Kidney dialysis is very hard on the veins of the patient.
Most patients need a shunt: a blood vessel especially strengthened to withstand the repeated connections to the dialysis machine.
When the patient doesn’t have an appropriate blood vessel, a plastic material is used. These plastic shunts do not last well, frequently becoming infected and inflamed.
What if it were possible to grow a new artificial vessel, one from the patient’s own cells?
Promising research indicates scientists may be able to do just that in the future. So far they have grown new, artificial blood vessels for 10 patients, and preliminary results are promising.
The process of growing an artificial blood vessel takes about 6 months, and uses cells from the skin on the patient’s hand.
Artificial blood vessels would not only be useful for dialysis patients, but also for patients who need coronary artery bypass surgery or other similar surgical procedures.
The artificial blood vessels are expensive, costing as much as $20,000. A plastic shunt can be purchased for about $3,000.
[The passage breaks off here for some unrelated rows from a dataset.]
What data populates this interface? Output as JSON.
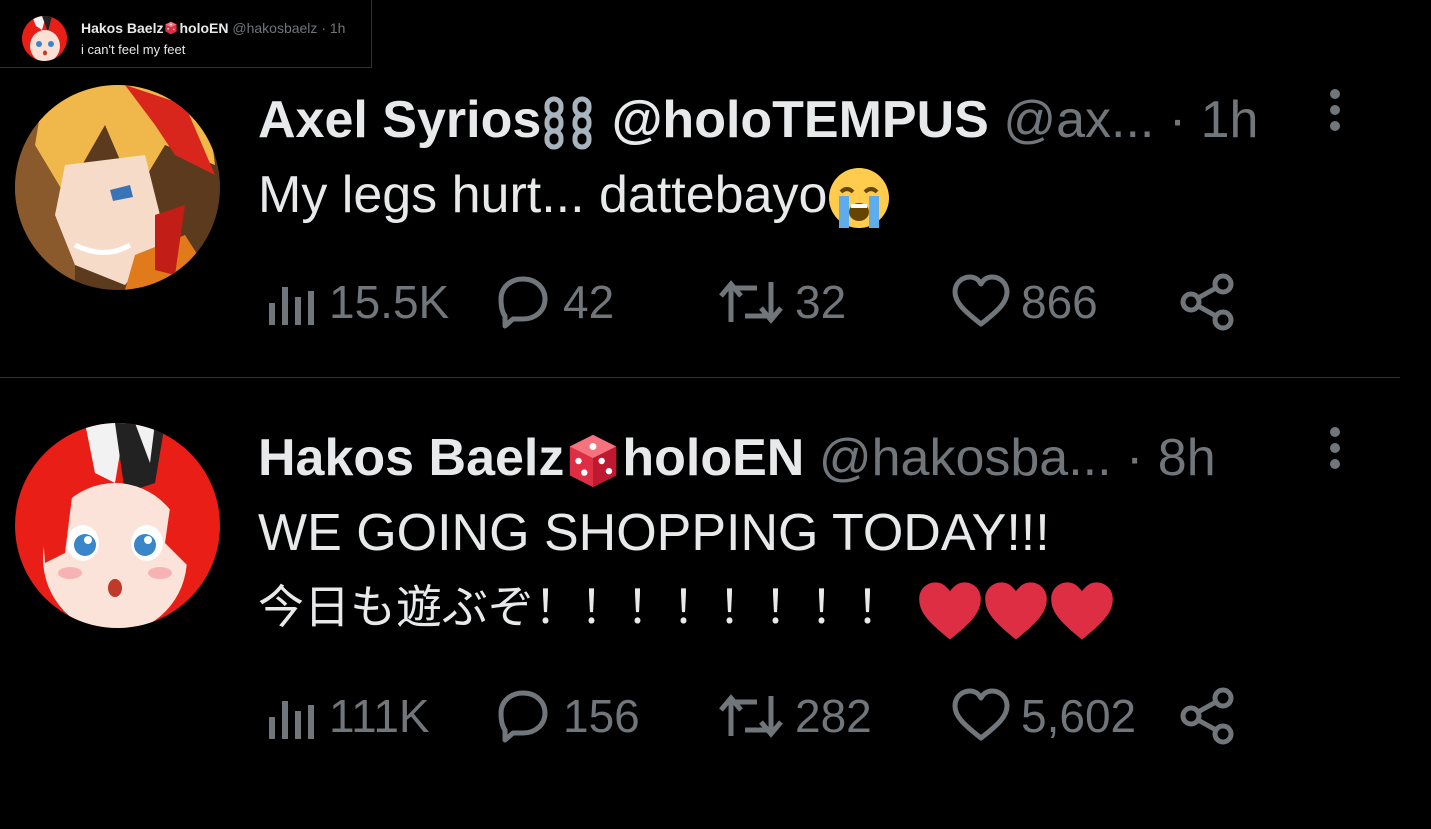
{
  "quoted": {
    "name": "Hakos Baelz",
    "org": "holoEN",
    "handle": "@hakosbaelz",
    "separator": "·",
    "time": "1h",
    "text": "i can't feel my feet"
  },
  "tweets": [
    {
      "name": "Axel Syrios",
      "org": "@holoTEMPUS",
      "handle": "@ax...",
      "separator": "·",
      "time": "1h",
      "text": "My legs hurt... dattebayo",
      "views": "15.5K",
      "replies": "42",
      "retweets": "32",
      "likes": "866",
      "avatar_palette": [
        "#f0b84a",
        "#d8261c",
        "#7a3c12"
      ]
    },
    {
      "name": "Hakos Baelz",
      "org": "holoEN",
      "handle": "@hakosba...",
      "separator": "·",
      "time": "8h",
      "text_line1": "WE GOING SHOPPING TODAY!!!",
      "text_line2": "今日も遊ぶぞ！！！！！！！！",
      "views": "111K",
      "replies": "156",
      "retweets": "282",
      "likes": "5,602",
      "avatar_palette": [
        "#e81e17",
        "#f2f2f2",
        "#222222"
      ]
    }
  ],
  "colors": {
    "background": "#000000",
    "text_primary": "#e7e9ea",
    "text_secondary": "#71767b",
    "divider": "#2f3336",
    "dice_red": "#dd2e44",
    "heart_red": "#dd2e44"
  },
  "icons": [
    "views-icon",
    "reply-icon",
    "retweet-icon",
    "like-icon",
    "share-icon",
    "more-icon",
    "chains-emoji",
    "crying-emoji",
    "dice-emoji",
    "heart-emoji"
  ]
}
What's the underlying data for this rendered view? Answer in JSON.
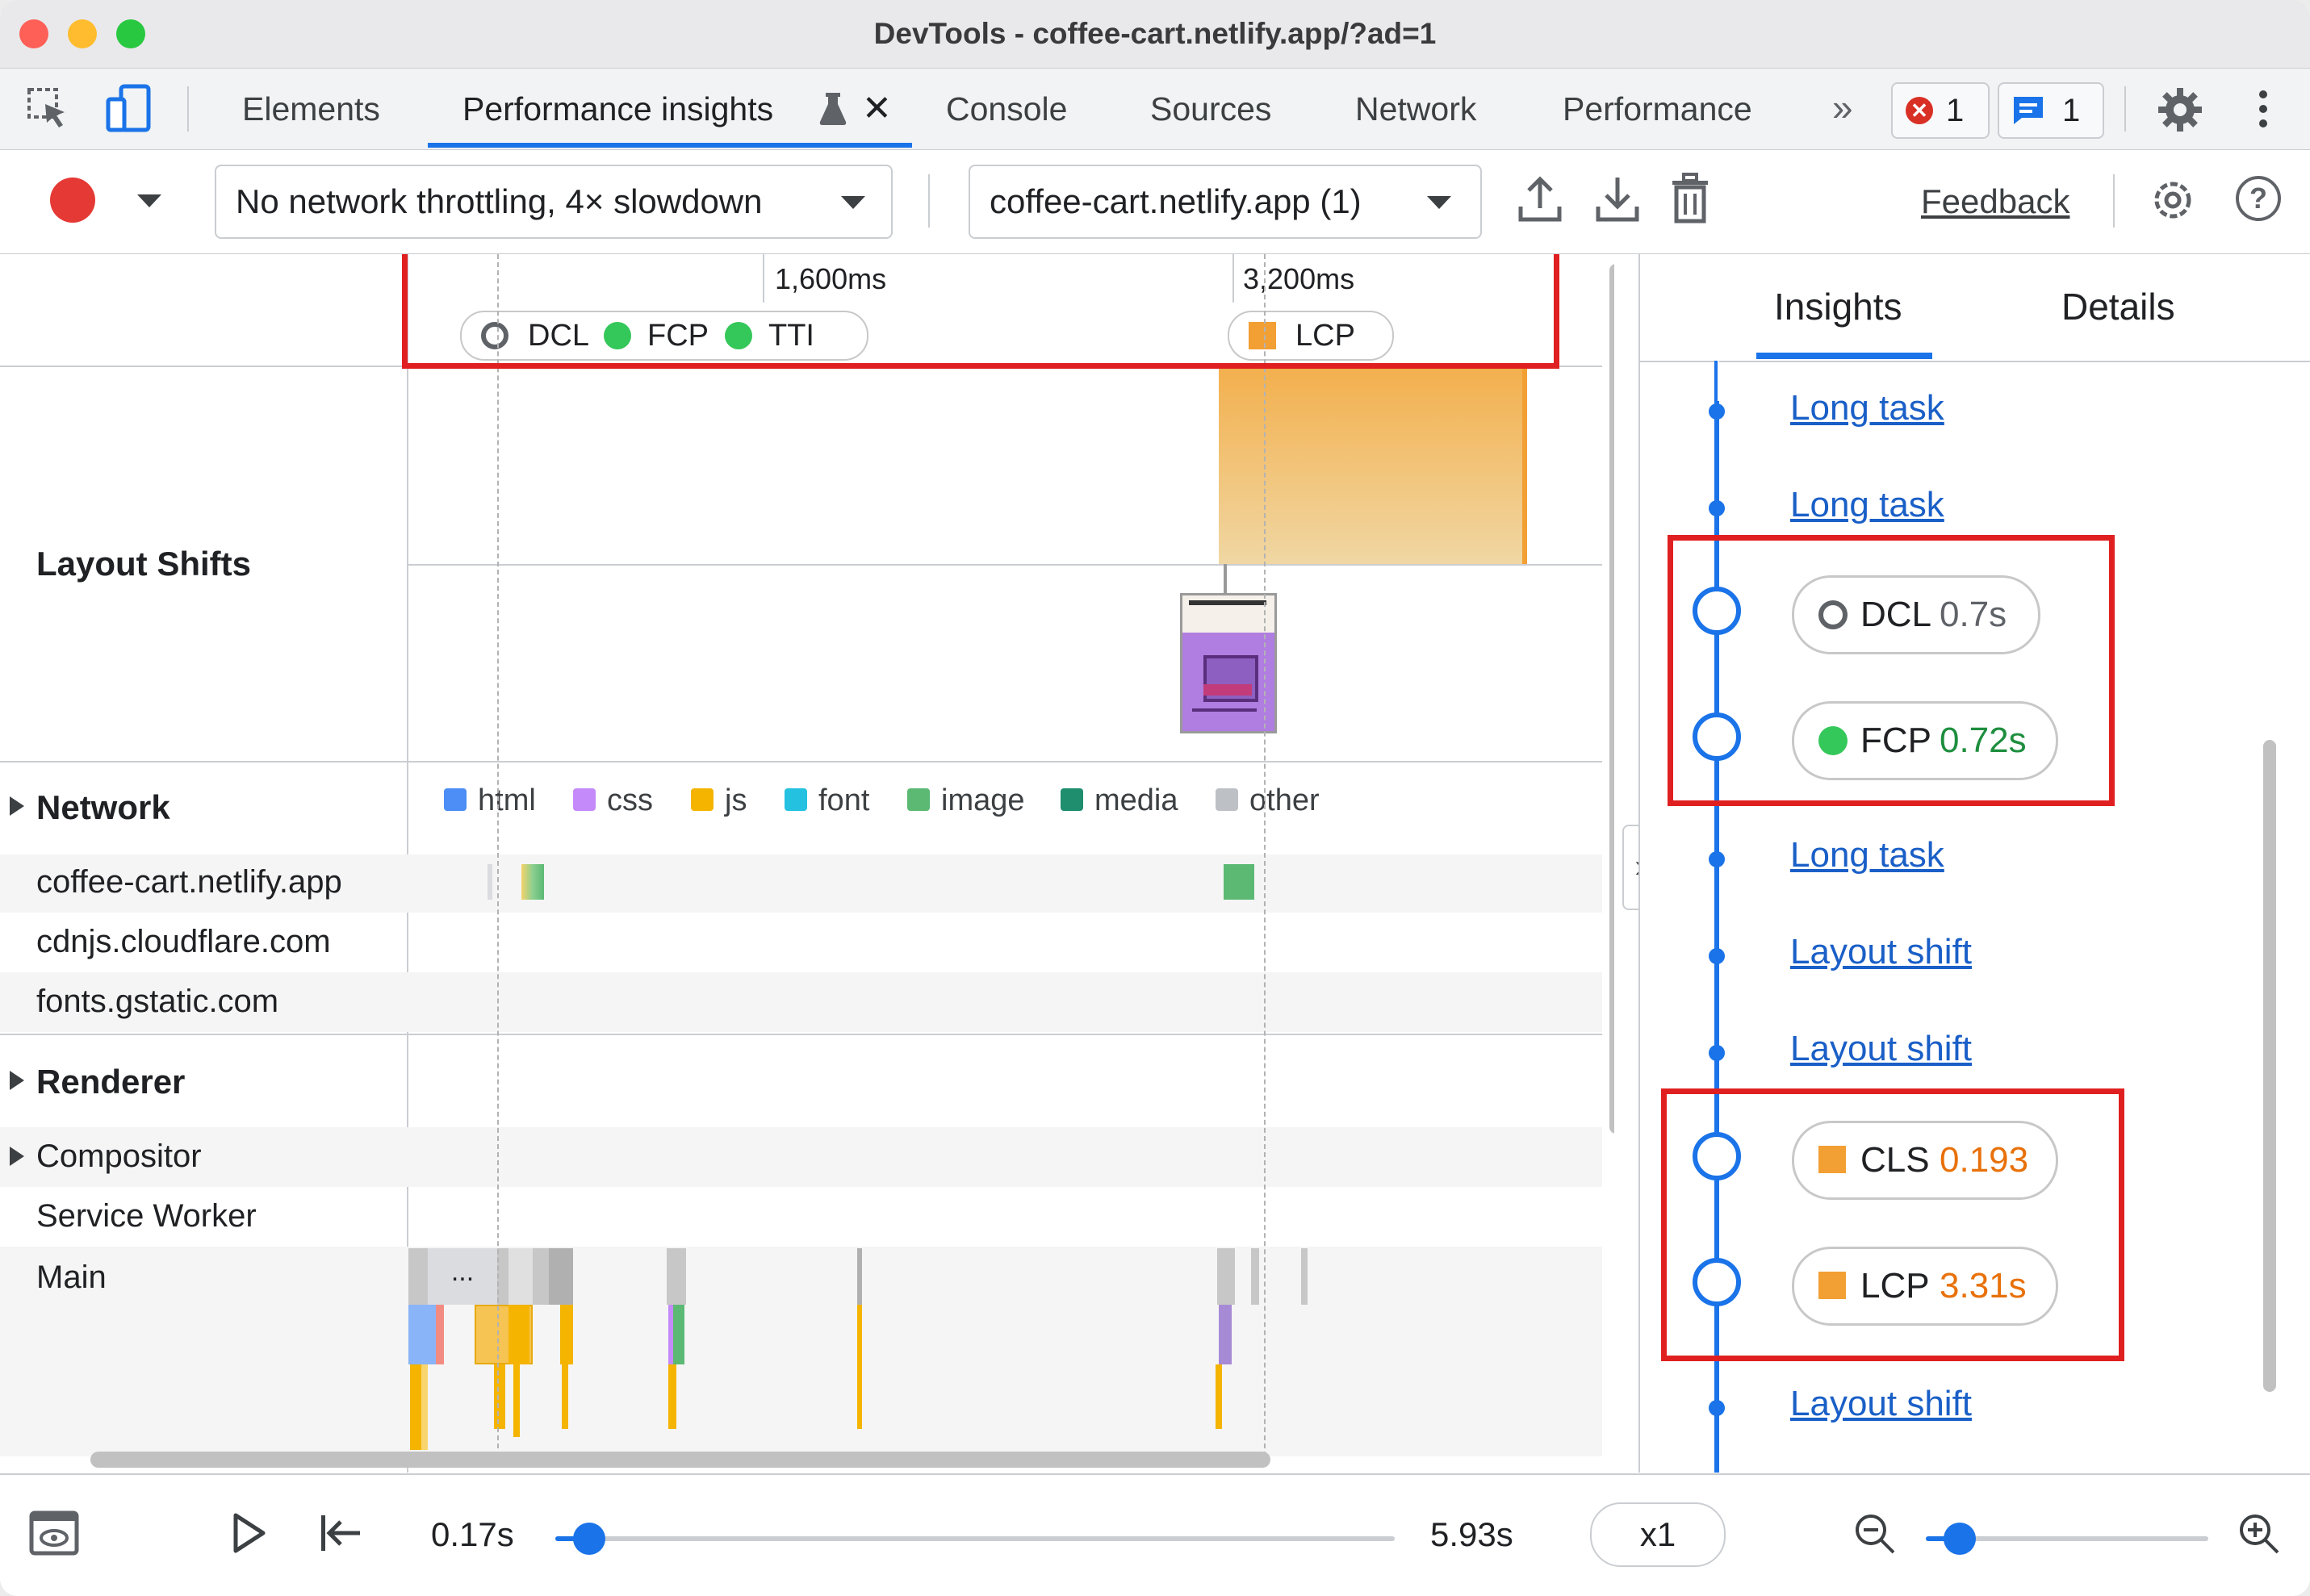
{
  "window": {
    "title": "DevTools - coffee-cart.netlify.app/?ad=1"
  },
  "tabs": [
    {
      "label": "Elements"
    },
    {
      "label": "Performance insights"
    },
    {
      "label": "Console"
    },
    {
      "label": "Sources"
    },
    {
      "label": "Network"
    },
    {
      "label": "Performance"
    }
  ],
  "badges": {
    "errors": "1",
    "messages": "1"
  },
  "toolbar": {
    "throttling": "No network throttling, 4× slowdown",
    "recording": "coffee-cart.netlify.app (1)",
    "feedback": "Feedback"
  },
  "timeline": {
    "ticks": [
      "1,600ms",
      "3,200ms"
    ],
    "markers": {
      "dcl": "DCL",
      "fcp": "FCP",
      "tti": "TTI",
      "lcp": "LCP"
    },
    "tracks": {
      "layout_shifts": "Layout Shifts",
      "network": "Network",
      "renderer": "Renderer",
      "compositor": "Compositor",
      "service_worker": "Service Worker",
      "main": "Main"
    },
    "hosts": [
      "coffee-cart.netlify.app",
      "cdnjs.cloudflare.com",
      "fonts.gstatic.com"
    ],
    "legend": [
      {
        "label": "html",
        "color": "#4c8df6"
      },
      {
        "label": "css",
        "color": "#c58af9"
      },
      {
        "label": "js",
        "color": "#f4b400"
      },
      {
        "label": "font",
        "color": "#24c1e0"
      },
      {
        "label": "image",
        "color": "#5bb974"
      },
      {
        "label": "media",
        "color": "#1e8e6e"
      },
      {
        "label": "other",
        "color": "#bdc1c6"
      }
    ],
    "main_ellipsis": "..."
  },
  "sidebar": {
    "tabs": {
      "insights": "Insights",
      "details": "Details"
    },
    "items": [
      {
        "type": "link",
        "label": "Long task"
      },
      {
        "type": "link",
        "label": "Long task"
      },
      {
        "type": "metric",
        "name": "DCL",
        "value": "0.7s",
        "color": "#5f6368"
      },
      {
        "type": "metric",
        "name": "FCP",
        "value": "0.72s",
        "color": "#1e8e3e"
      },
      {
        "type": "link",
        "label": "Long task"
      },
      {
        "type": "link",
        "label": "Layout shift"
      },
      {
        "type": "link",
        "label": "Layout shift"
      },
      {
        "type": "metric",
        "name": "CLS",
        "value": "0.193",
        "color": "#e8710a"
      },
      {
        "type": "metric",
        "name": "LCP",
        "value": "3.31s",
        "color": "#e8710a"
      },
      {
        "type": "link",
        "label": "Layout shift"
      }
    ]
  },
  "playback": {
    "start": "0.17s",
    "end": "5.93s",
    "speed": "x1",
    "progress": 0.04,
    "zoom": 0.12
  }
}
However, if an artificial blood vessel lasts longer than a plastic shunt and does not require frequent replacement, or cause infection and inflammation, the cost may not remain an issue.
Research and trials will be ongoing.